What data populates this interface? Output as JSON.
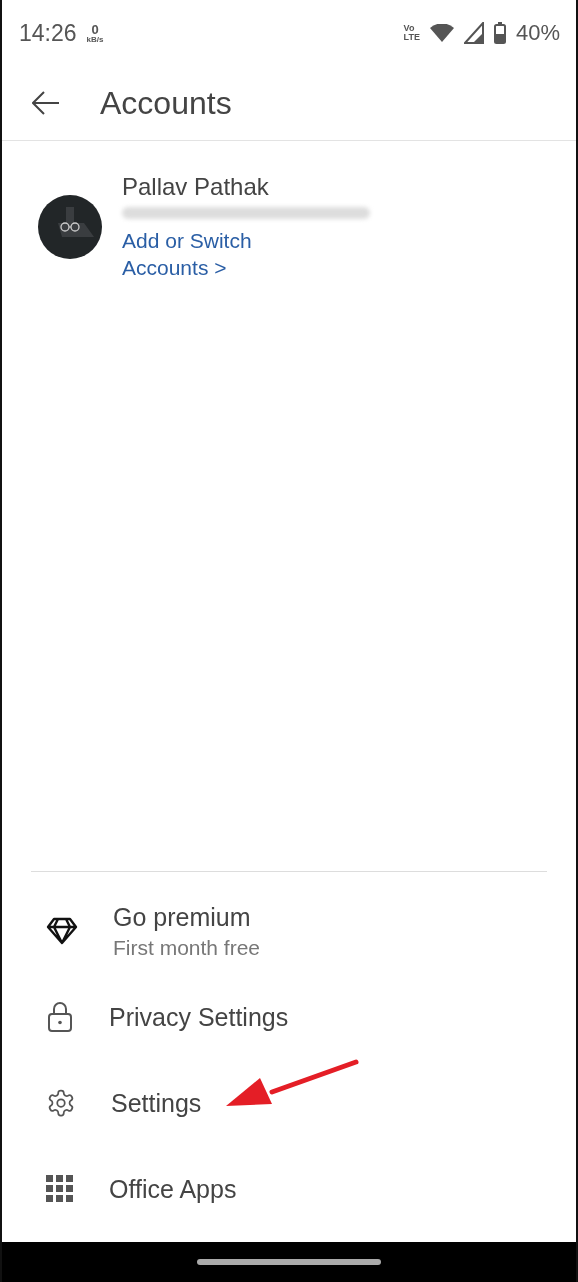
{
  "status_bar": {
    "time": "14:26",
    "speed_value": "0",
    "speed_unit": "kB/s",
    "network_label_top": "Vo",
    "network_label_bottom": "LTE",
    "battery": "40%"
  },
  "header": {
    "title": "Accounts"
  },
  "account": {
    "name": "Pallav Pathak",
    "link": "Add or Switch\nAccounts >"
  },
  "menu": [
    {
      "kind": "premium",
      "label": "Go premium",
      "sublabel": "First month free",
      "pointed": false
    },
    {
      "kind": "privacy",
      "label": "Privacy Settings",
      "pointed": false
    },
    {
      "kind": "settings",
      "label": "Settings",
      "pointed": true
    },
    {
      "kind": "apps",
      "label": "Office Apps",
      "pointed": false
    }
  ]
}
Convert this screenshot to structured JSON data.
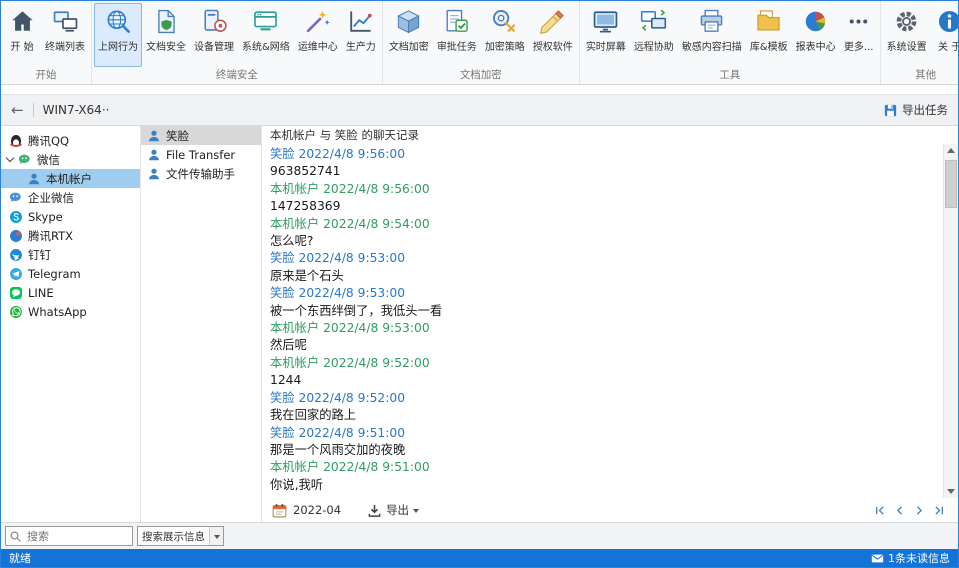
{
  "ribbon": {
    "groups": [
      {
        "label": "开始",
        "items": [
          {
            "label": "开 始",
            "icon": "home-icon"
          },
          {
            "label": "终端列表",
            "icon": "terminal-list-icon"
          }
        ]
      },
      {
        "label": "终端安全",
        "items": [
          {
            "label": "上网行为",
            "icon": "online-behavior-icon",
            "selected": true
          },
          {
            "label": "文档安全",
            "icon": "document-security-icon"
          },
          {
            "label": "设备管理",
            "icon": "device-management-icon"
          },
          {
            "label": "系统&网络",
            "icon": "system-network-icon"
          },
          {
            "label": "运维中心",
            "icon": "ops-center-icon"
          },
          {
            "label": "生产力",
            "icon": "productivity-icon"
          }
        ]
      },
      {
        "label": "文档加密",
        "items": [
          {
            "label": "文档加密",
            "icon": "document-encrypt-icon"
          },
          {
            "label": "审批任务",
            "icon": "approval-task-icon"
          },
          {
            "label": "加密策略",
            "icon": "encrypt-policy-icon"
          },
          {
            "label": "授权软件",
            "icon": "licensed-software-icon"
          }
        ]
      },
      {
        "label": "工具",
        "items": [
          {
            "label": "实时屏幕",
            "icon": "realtime-screen-icon"
          },
          {
            "label": "远程协助",
            "icon": "remote-assist-icon"
          },
          {
            "label": "敏感内容扫描",
            "icon": "content-scan-icon"
          },
          {
            "label": "库&模板",
            "icon": "library-template-icon"
          },
          {
            "label": "报表中心",
            "icon": "report-center-icon"
          },
          {
            "label": "更多...",
            "icon": "more-icon"
          }
        ]
      },
      {
        "label": "其他",
        "items": [
          {
            "label": "系统设置",
            "icon": "settings-icon"
          },
          {
            "label": "关 于",
            "icon": "about-icon"
          }
        ]
      }
    ]
  },
  "toolbar": {
    "back_glyph": "←",
    "terminal_name": "WIN7-X64··",
    "export_task_label": "导出任务",
    "export_task_icon": "export-task-icon"
  },
  "sidebar": {
    "items": [
      {
        "label": "腾讯QQ",
        "icon": "qq-icon"
      },
      {
        "label": "微信",
        "icon": "wechat-icon",
        "expanded": true,
        "children": [
          {
            "label": "本机帐户",
            "icon": "account-icon",
            "selected": true
          }
        ]
      },
      {
        "label": "企业微信",
        "icon": "wecom-icon"
      },
      {
        "label": "Skype",
        "icon": "skype-icon"
      },
      {
        "label": "腾讯RTX",
        "icon": "rtx-icon"
      },
      {
        "label": "钉钉",
        "icon": "dingtalk-icon"
      },
      {
        "label": "Telegram",
        "icon": "telegram-icon"
      },
      {
        "label": "LINE",
        "icon": "line-icon"
      },
      {
        "label": "WhatsApp",
        "icon": "whatsapp-icon"
      }
    ]
  },
  "contacts": {
    "items": [
      {
        "label": "笑脸",
        "icon": "contact-icon",
        "selected": true
      },
      {
        "label": "File Transfer",
        "icon": "contact-icon"
      },
      {
        "label": "文件传输助手",
        "icon": "contact-icon"
      }
    ]
  },
  "chat": {
    "header": "本机帐户 与 笑脸 的聊天记录",
    "messages": [
      {
        "sender": "笑脸",
        "time": "2022/4/8 9:56:00",
        "text": "963852741",
        "self": false
      },
      {
        "sender": "本机帐户",
        "time": "2022/4/8 9:56:00",
        "text": "147258369",
        "self": true
      },
      {
        "sender": "本机帐户",
        "time": "2022/4/8 9:54:00",
        "text": "怎么呢?",
        "self": true
      },
      {
        "sender": "笑脸",
        "time": "2022/4/8 9:53:00",
        "text": "原来是个石头",
        "self": false
      },
      {
        "sender": "笑脸",
        "time": "2022/4/8 9:53:00",
        "text": "被一个东西绊倒了，我低头一看",
        "self": false
      },
      {
        "sender": "本机帐户",
        "time": "2022/4/8 9:53:00",
        "text": "然后呢",
        "self": true
      },
      {
        "sender": "本机帐户",
        "time": "2022/4/8 9:52:00",
        "text": "1244",
        "self": true
      },
      {
        "sender": "笑脸",
        "time": "2022/4/8 9:52:00",
        "text": "我在回家的路上",
        "self": false
      },
      {
        "sender": "笑脸",
        "time": "2022/4/8 9:51:00",
        "text": "那是一个风雨交加的夜晚",
        "self": false
      },
      {
        "sender": "本机帐户",
        "time": "2022/4/8 9:51:00",
        "text": "你说,我听",
        "self": true
      }
    ],
    "footer": {
      "calendar_icon": "calendar-icon",
      "month": "2022-04",
      "download_icon": "download-icon",
      "export_label": "导出"
    }
  },
  "search": {
    "icon": "search-icon",
    "placeholder": "搜索",
    "display_combo": "搜索展示信息"
  },
  "statusbar": {
    "left": "就绪",
    "mail_icon": "mail-icon",
    "right": "1条未读信息"
  }
}
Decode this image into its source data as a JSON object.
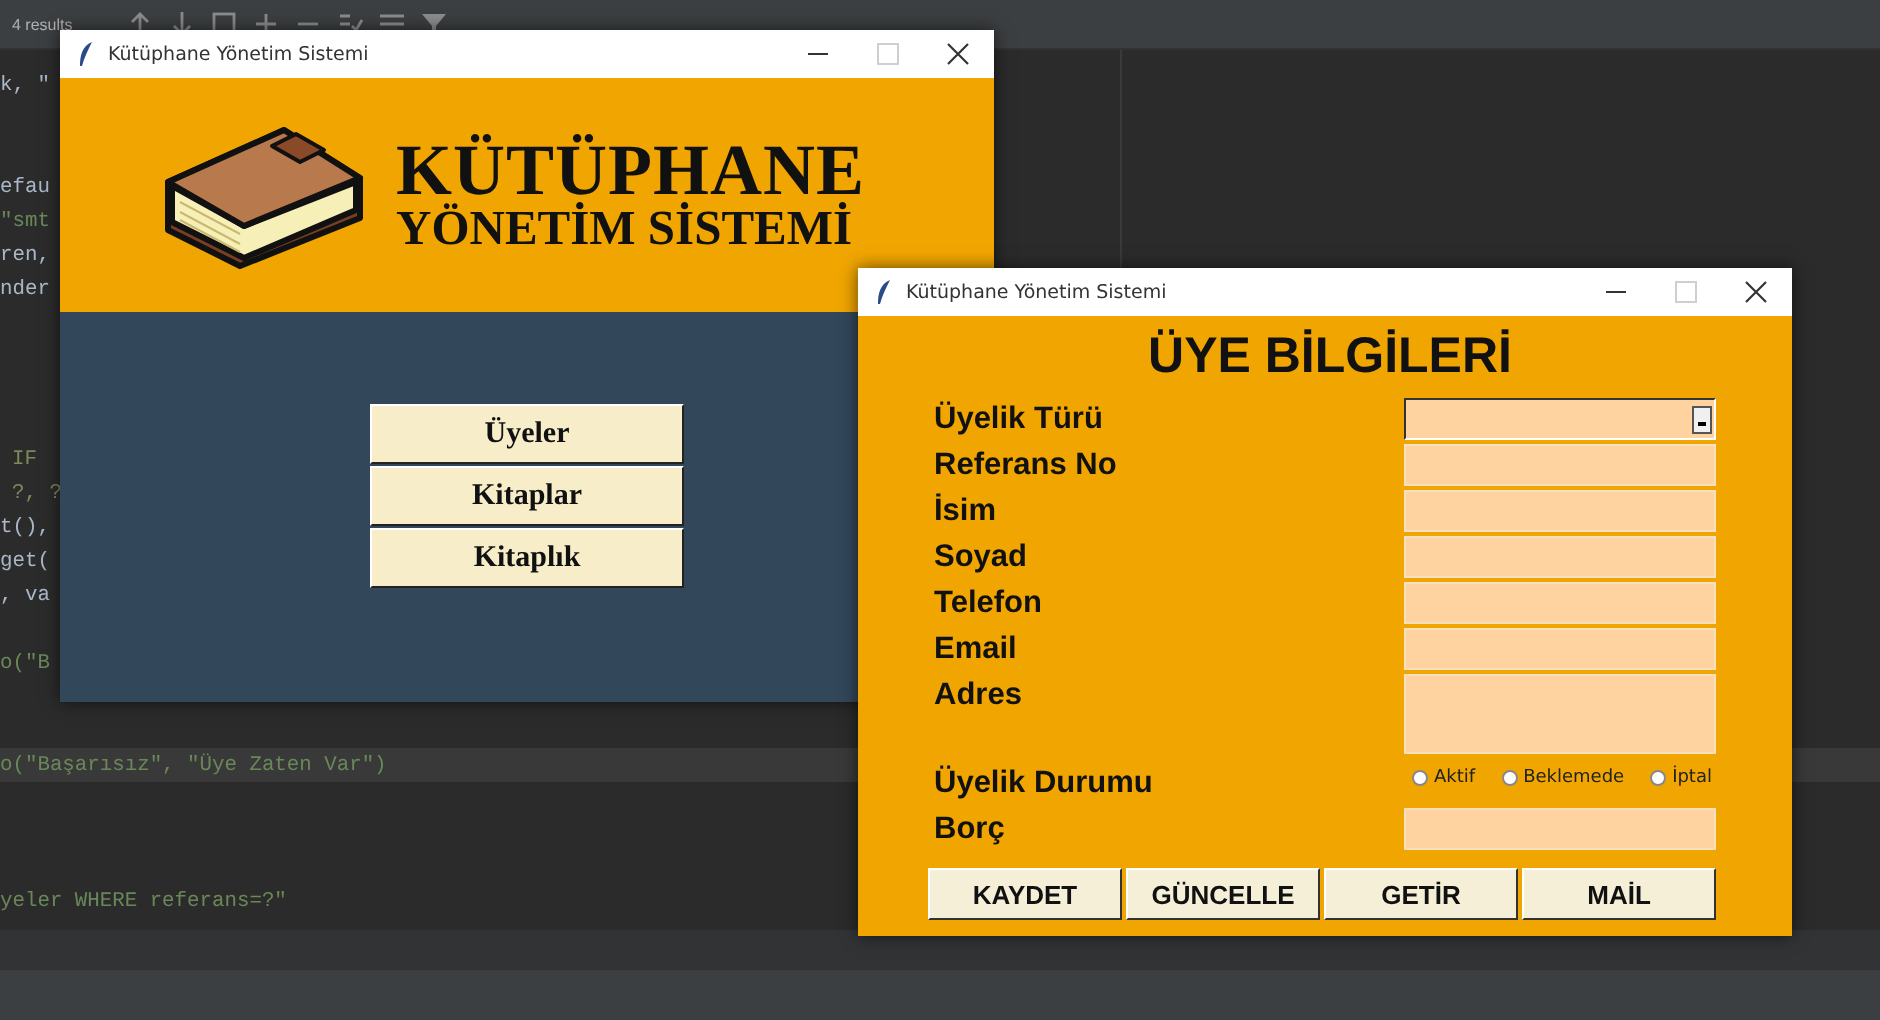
{
  "ide": {
    "find_bar": {
      "results": "4 results"
    },
    "code_lines": [
      {
        "text": "k, \"",
        "kind": "code",
        "current": false
      },
      {
        "text": "efau",
        "kind": "code",
        "current": false
      },
      {
        "text": "\"smt",
        "kind": "string",
        "current": false
      },
      {
        "text": "ren,",
        "kind": "code",
        "current": false
      },
      {
        "text": "nder",
        "kind": "code",
        "current": false
      },
      {
        "text": "IF",
        "kind": "keyword",
        "current": false
      },
      {
        "text": "?, ?",
        "kind": "keyword",
        "current": false
      },
      {
        "text": "t(),",
        "kind": "code",
        "current": false
      },
      {
        "text": "get(",
        "kind": "code",
        "current": false
      },
      {
        "text": ", va",
        "kind": "code",
        "current": false
      },
      {
        "text": "o(\"B",
        "kind": "string",
        "current": false
      },
      {
        "text": "o(\"Başarısız\", \"Üye Zaten Var\")",
        "kind": "string",
        "current": true
      },
      {
        "text": "yeler WHERE referans=?\"",
        "kind": "string",
        "current": false
      }
    ]
  },
  "main_window": {
    "title": "Kütüphane Yönetim Sistemi",
    "maximize_disabled": true,
    "banner": {
      "line_1": "KÜTÜPHANE",
      "line_2": "YÖNETİM SİSTEMİ"
    },
    "buttons": [
      "Üyeler",
      "Kitaplar",
      "Kitaplık"
    ]
  },
  "member_window": {
    "title": "Kütüphane Yönetim Sistemi",
    "maximize_disabled": true,
    "heading": "ÜYE BİLGİLERİ",
    "fields": [
      {
        "label": "Üyelik Türü",
        "kind": "combo"
      },
      {
        "label": "Referans No",
        "kind": "entry"
      },
      {
        "label": "İsim",
        "kind": "entry"
      },
      {
        "label": "Soyad",
        "kind": "entry"
      },
      {
        "label": "Telefon",
        "kind": "entry"
      },
      {
        "label": "Email",
        "kind": "entry"
      },
      {
        "label": "Adres",
        "kind": "text"
      },
      {
        "label": "Üyelik Durumu",
        "kind": "radio",
        "options": [
          {
            "label": "Aktif",
            "selected": false
          },
          {
            "label": "Beklemede",
            "selected": false
          },
          {
            "label": "İptal",
            "selected": false
          }
        ]
      },
      {
        "label": "Borç",
        "kind": "entry"
      }
    ],
    "buttons": [
      "KAYDET",
      "GÜNCELLE",
      "GETİR",
      "MAİL"
    ]
  }
}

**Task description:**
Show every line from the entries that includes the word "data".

**Reply to the task:**
What data populates this interface? Output as JSON.
Convert this screenshot to structured JSON data.
Decode this image into its source data as a JSON object.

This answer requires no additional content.